**Provided data**.
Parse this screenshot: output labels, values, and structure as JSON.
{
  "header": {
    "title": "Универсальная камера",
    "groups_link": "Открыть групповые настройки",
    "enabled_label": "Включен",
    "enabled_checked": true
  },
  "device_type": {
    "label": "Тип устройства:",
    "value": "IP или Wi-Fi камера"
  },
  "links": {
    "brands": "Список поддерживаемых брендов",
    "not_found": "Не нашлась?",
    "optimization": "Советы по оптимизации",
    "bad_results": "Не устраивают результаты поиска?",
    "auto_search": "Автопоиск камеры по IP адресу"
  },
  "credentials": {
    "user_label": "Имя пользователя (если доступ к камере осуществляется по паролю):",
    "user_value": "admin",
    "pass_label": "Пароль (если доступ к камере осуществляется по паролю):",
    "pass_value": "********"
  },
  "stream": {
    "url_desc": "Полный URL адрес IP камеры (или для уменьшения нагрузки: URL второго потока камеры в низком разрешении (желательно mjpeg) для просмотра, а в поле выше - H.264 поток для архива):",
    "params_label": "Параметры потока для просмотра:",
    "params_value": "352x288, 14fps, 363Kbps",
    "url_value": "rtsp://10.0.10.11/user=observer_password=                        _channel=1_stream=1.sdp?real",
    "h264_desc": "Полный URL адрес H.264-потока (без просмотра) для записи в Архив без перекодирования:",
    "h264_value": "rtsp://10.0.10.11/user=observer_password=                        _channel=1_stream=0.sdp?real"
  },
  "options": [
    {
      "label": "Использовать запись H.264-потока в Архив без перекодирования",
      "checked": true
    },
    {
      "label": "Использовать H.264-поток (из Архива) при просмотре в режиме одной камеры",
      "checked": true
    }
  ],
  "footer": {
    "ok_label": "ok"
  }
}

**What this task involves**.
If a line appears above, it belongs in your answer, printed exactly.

**Problem solution**.
Parse this screenshot: output labels, values, and structure as JSON.
{
  "header": {
    "title": "Универсальная камера",
    "groups_link": "Открыть групповые настройки",
    "enabled_label": "Включен",
    "enabled_checked": true
  },
  "device_type": {
    "label": "Тип устройства:",
    "value": "IP или Wi-Fi камера"
  },
  "links": {
    "brands": "Список поддерживаемых брендов",
    "not_found": "Не нашлась?",
    "optimization": "Советы по оптимизации",
    "bad_results": "Не устраивают результаты поиска?",
    "auto_search": "Автопоиск камеры по IP адресу"
  },
  "credentials": {
    "user_label": "Имя пользователя (если доступ к камере осуществляется по паролю):",
    "user_value": "admin",
    "pass_label": "Пароль (если доступ к камере осуществляется по паролю):",
    "pass_value": "********"
  },
  "stream": {
    "url_desc": "Полный URL адрес IP камеры (или для уменьшения нагрузки: URL второго потока камеры в низком разрешении (желательно mjpeg) для просмотра, а в поле выше - H.264 поток для архива):",
    "params_label": "Параметры потока для просмотра:",
    "params_value": "352x288, 14fps, 363Kbps",
    "url_value": "rtsp://10.0.10.11/user=observer_password=                        _channel=1_stream=1.sdp?real",
    "h264_desc": "Полный URL адрес H.264-потока (без просмотра) для записи в Архив без перекодирования:",
    "h264_value": "rtsp://10.0.10.11/user=observer_password=                        _channel=1_stream=0.sdp?real"
  },
  "options": [
    {
      "label": "Использовать запись H.264-потока в Архив без перекодирования",
      "checked": true
    },
    {
      "label": "Использовать H.264-поток (из Архива) при просмотре в режиме одной камеры",
      "checked": true
    }
  ],
  "footer": {
    "ok_label": "ok"
  }
}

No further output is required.